The proportional amount of fees provided in the rebate include funds spent for lobbyists and staff time spent lobbying; a breakfast meeting with lawyer legislators; travel for the Bar’s three delegates to the American Bar Association House of Delegates; travel by Bar leadership to lobby in Washington DC with the American Bar Association; the Bar’s contribution to the Utah Center for Legal Inclusion; and Utah legislative lobbyist registration fees for the Bar’s Executive Director and Assistant Executive Director. Prior year rebates have averaged up to approximately $6.10 depending on the license fee paid. The rebate amount will be calculated April 1, 2020 and we expect the amount to be consistent with prior years.
"Banter with the Bench" Event Scheduled for March 26
It’s time for one of WLU’s most popular annual events, Banter with the Bench!
Banter with the Bench is a luncheon where attendees have the opportunity to have a small group discussion at their table with one or two of our female judges. This is a rare opportunity to have meaningful in person interaction with our incredible female members of the bench.
This event is always very well-attended so get your tickets asap!

Event details:
March 26, 2020, Noon-1:15pm
Federal Courthouse
Jury Assembly Room
351 S. West Temple, SLC
Ticket info:
$30 for WLU members
$20 for government/non-profit/students
$40 for non-members
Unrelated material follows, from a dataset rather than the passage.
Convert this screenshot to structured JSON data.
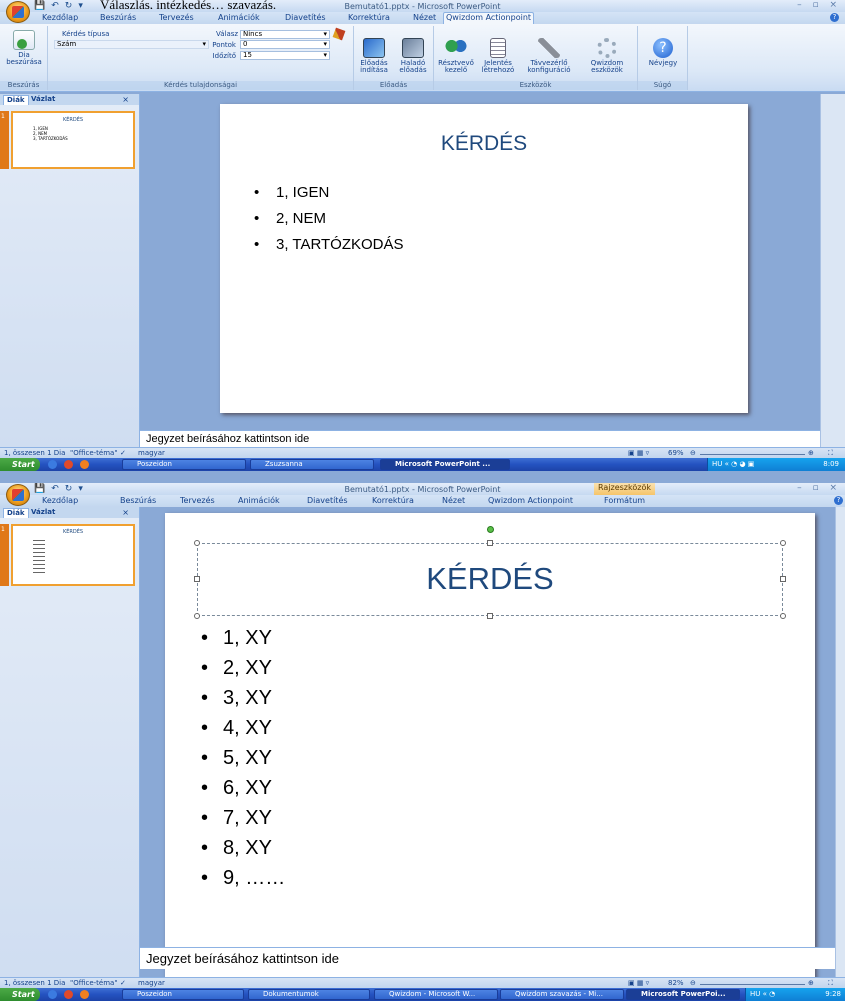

You must register if you want to get CLE credit.
Register here .
If you have questions, email Jen Tomchak and we'll see you there!